The United States has much to offer in terms of diverse and highly recognized colleges and universities, and the experience of studying at any of them can be life changing. For many students around the world, studying in America is a dream – and with the right preparation, it can become a reality.
It can take almost a year to go through the process of passing entrance exams like the SAT for undergrads and the GRE for grad students, as well the TOEFL for nonnative English speakers, applying to colleges and getting accepted before you finally land in the U.S.
The earlier you begin researching your options, the better. You're already on the right track by visiting U.S. News & World Report, which offers rankings of top universities and tools to find the best fit for you.
U.S. News isn't the only place to look for advice and information about becoming an international student – and just as importantly, paying for study at a U.S. college or university. Here are some other places prospective international students can turn to for reliable information in their college searches.
EducationUSA, sponsored by the U.S. Department of State, helps walk students through the whole process, from college admissions to adjusting to life overseas. EducationUSA has advisory centers in almost every country and keeps an updated list of financial aid opportunities for international students.
Students should look up the deadlines for applying for college admissions, visas and scholarships, and don't procrastinate – make a schedule to complete each step of the process ahead of time.
The biggest roadblock for many students is money. Financial aid options for international students are limited but available. In fact, many schools set aside a significant amount of funding specifically for international students.
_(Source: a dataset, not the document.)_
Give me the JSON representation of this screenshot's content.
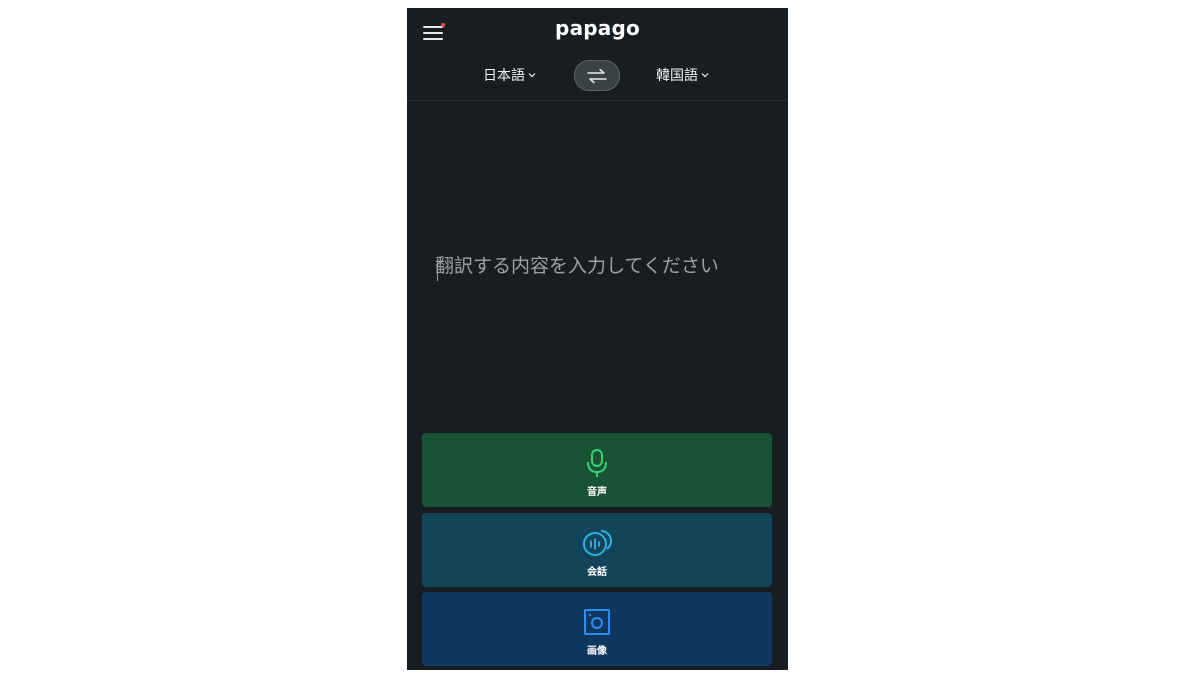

The Institute of International Education offers a tool for finding scholarships based on your country of origin. They administer the renowned Fulbright Scholar program, the U.S. government's flagship international exchange program.
Pension Real Estate Association also offers generous scholarships, which include mentorship opportunities, to both foreign and American students who are studying real estate at universities in the U.S.
Be careful to avoid scams. If you have to pay an application fee for a scholarship, don't trust it. FinAid.org gives advice on how to stay safe when searching for financial aid.
As soon as you receive your acceptance letters and decide which university to attend, apply for your student visa. Allowing time for processing is crucial, so don't wait. Schedule an interview immediately when you receive your visa application form your university. Visit the U.S. State Department website to find out what you will need to apply, as requirements vary by country.
[Find other scholarships for international students.]
It might take time to build a solid support network in your new city, but a proactive approach to meeting local students is the best way to get the full U.S. experience, as well as advice on aspects of American life that might be unfamiliar to you, from where to find the best night life, to how to deal with the U.S. banking system.
TopUniversities.com offers advice on what services to expect from your school in the U.S. and where to go for support as well as how to cope with the culture shock you might experience in your new environment.
Additionally, many universities offer a "buddy" system that matches new students with volunteer students who are familiar with the school to be there for support while you adjust to life at your new school. Search your school's website or contact the international student office to find out whether or not they offer a "buddy" program.
[Get more advice in the International Student Counsel blog.]
You can also use your new school's Facebook page to find links to clubs and online student communities so you can connect with other students before your arrival.
For questions that arise during your time abroad, Internationalstudent.com offers a wide spectrum of resources on adjusting to life in the U.S., from a blog where students can post about their spring break trips, to advice on how to deal with the U.S. banking system.
Angela Frisk holds a bachelor of science degree from the University of Minnesota—Twin Cities and is a former scholarship recipient. She joined Scholarship America in 2012.